Romario’s words had been the cause of his international exile, but he was no less self-aggrandizing upon his reappearance. “I already know what’s going to happen: I’m going to finish Uruguay,” he declared.
Parreira, verbally at least, seemed in accordance when asked if he was anxious: “No, I’m calm. Romario will score and Brazil will qualify.”
Romario swiftly showed he was in the mood to fulfil the script that had been written for him. The former Vasco da Gama and PSV player plunged a bewildered Uruguayan into his crowded dungeon of chapéu victims, was unfortunate not to earn a penalty following some trademark trickery, and following an exhilarating turn, dribble and one-two, saw his exquisitely toe-poked volley come back off the crossbar before half-time.
Romario continued to torment Uruguay after the restart but for all his brilliance, the game was goalless heading into the last 20 minutes. The fans were overwhelmingly nervous as nightmares of Alcides Ghiggia’s killer blow 43 years earlier haunted them – at least until the 72nd minute.
That’s when right-back Jorginho sent Bebeto racing down the right and the Deportivo forward looped a cross to the back post. There, a leaping Romario, who had craftily snuck into space, powered a downward header into the Uruguay net to spark indescribable jubilations in the stands.
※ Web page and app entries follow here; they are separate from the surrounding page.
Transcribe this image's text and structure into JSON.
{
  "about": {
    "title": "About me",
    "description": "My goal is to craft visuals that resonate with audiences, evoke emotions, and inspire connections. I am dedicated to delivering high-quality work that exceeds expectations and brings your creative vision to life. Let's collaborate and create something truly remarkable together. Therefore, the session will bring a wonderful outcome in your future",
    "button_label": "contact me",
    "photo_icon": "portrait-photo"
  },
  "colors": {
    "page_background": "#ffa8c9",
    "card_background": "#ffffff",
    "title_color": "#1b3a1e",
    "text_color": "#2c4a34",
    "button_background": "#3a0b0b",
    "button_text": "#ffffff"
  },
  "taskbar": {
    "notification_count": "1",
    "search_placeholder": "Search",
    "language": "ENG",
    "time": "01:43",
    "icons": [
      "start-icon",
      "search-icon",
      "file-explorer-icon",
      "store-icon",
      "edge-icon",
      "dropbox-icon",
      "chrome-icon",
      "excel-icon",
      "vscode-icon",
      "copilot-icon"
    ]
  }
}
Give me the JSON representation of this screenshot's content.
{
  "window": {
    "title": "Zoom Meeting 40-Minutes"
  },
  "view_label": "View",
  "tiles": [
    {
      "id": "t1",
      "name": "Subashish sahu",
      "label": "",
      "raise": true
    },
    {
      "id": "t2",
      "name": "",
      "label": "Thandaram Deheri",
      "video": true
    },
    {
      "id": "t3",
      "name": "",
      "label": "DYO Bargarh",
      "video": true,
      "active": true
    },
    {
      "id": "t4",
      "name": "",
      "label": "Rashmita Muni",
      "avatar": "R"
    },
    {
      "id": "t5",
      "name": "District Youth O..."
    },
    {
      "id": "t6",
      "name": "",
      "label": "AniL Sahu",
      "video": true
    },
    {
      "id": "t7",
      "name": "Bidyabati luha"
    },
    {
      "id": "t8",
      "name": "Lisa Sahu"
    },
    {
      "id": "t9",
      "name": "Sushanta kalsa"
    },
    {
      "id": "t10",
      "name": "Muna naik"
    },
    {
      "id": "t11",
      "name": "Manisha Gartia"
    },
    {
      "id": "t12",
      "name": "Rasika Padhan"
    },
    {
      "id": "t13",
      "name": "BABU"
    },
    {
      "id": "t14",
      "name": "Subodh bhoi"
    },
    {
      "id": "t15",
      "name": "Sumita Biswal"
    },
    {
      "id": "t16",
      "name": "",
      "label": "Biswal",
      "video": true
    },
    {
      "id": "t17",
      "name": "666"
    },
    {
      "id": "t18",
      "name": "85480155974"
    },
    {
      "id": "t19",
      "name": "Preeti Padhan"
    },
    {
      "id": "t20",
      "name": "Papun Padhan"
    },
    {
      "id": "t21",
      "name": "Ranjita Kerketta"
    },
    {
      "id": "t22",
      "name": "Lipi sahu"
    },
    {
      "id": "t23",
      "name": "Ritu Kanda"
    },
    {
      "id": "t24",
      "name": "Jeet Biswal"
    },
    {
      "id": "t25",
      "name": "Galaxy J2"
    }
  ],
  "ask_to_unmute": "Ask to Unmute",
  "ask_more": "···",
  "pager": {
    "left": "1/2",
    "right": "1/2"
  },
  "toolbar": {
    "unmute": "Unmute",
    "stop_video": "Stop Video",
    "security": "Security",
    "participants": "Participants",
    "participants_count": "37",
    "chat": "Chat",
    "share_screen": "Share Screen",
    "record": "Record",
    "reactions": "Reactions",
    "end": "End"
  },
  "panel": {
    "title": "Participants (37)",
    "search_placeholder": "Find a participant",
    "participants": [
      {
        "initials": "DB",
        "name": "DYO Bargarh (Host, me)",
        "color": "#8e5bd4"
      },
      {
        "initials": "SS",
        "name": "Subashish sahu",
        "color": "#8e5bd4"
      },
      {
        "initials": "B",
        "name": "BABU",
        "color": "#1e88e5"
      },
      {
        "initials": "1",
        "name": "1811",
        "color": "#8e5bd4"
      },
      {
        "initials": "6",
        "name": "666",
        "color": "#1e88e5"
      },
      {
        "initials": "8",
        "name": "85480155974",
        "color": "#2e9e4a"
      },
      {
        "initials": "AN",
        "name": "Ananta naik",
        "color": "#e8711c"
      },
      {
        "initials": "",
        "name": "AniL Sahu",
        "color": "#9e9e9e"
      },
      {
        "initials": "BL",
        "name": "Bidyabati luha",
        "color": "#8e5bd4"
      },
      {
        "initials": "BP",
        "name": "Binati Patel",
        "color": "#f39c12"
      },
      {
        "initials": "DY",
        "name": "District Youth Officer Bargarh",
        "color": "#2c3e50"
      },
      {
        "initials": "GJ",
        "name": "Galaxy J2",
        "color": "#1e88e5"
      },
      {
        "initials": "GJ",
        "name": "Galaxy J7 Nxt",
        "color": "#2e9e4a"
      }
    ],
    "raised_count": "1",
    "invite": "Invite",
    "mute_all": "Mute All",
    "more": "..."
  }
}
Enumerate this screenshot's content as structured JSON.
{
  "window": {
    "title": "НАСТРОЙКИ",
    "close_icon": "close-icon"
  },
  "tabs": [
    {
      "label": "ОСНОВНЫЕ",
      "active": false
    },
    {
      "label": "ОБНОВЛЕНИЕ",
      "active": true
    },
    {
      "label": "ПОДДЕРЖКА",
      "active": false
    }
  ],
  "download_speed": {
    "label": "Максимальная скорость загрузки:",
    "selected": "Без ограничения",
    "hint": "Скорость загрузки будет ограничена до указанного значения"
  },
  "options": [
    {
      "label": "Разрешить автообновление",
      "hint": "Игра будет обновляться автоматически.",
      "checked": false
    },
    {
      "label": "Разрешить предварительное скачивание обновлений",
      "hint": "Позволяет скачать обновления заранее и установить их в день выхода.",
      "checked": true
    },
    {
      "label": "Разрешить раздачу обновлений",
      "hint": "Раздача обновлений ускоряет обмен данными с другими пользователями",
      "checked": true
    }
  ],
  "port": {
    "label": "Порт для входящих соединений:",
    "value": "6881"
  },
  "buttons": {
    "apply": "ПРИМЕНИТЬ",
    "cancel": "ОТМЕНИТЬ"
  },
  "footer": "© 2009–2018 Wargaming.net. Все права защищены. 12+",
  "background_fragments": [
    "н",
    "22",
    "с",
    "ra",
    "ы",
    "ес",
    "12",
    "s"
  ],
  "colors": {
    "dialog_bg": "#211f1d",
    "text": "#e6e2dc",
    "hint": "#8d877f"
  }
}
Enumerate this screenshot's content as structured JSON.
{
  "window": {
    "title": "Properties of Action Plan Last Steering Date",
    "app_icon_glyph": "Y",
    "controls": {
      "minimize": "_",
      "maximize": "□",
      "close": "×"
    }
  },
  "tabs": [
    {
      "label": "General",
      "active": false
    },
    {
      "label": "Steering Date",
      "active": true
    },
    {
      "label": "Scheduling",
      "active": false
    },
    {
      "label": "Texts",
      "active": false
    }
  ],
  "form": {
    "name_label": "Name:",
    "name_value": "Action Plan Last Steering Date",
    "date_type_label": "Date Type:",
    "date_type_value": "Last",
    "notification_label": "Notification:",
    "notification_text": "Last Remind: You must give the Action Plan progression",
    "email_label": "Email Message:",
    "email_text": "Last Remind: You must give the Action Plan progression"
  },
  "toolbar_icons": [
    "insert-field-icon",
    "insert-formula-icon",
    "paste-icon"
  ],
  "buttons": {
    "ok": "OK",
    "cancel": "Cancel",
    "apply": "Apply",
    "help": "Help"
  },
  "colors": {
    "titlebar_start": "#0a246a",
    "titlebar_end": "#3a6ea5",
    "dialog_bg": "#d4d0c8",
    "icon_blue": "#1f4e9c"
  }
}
Nine minutes later Romario made absolutely sure of Brazil’s presence at USA 1994. Mauro Silva masterfully won the ball in his own half, burst through the midfield and slid Romario clean through on goal. The 27-year-old knocked it around Robert Siboldi, whizzed past him and passed the ball into the net from an acute angle to seal a 2-0 victory.
The American dream had begun for Brazil… and we all know how that ended. It wouldn’t have, however, had Muller not been ruled out of that decisive qualifier, according to Romario.
“If I hadn’t been called up to play against Uruguay, even if Brazil had won, I’m certain I wouldn’t have gone to the World Cup,” he said. “I may never have played for A Seleção again. But they needed me. There wasn’t another option. I was their last hope.”
Left-back Branco recalled. “Romario was magnificent that day, he couldn’t have played any better. It was destiny.”
Destiny born in heaven, according to Parreira: “God sent Romario to the Maracana.”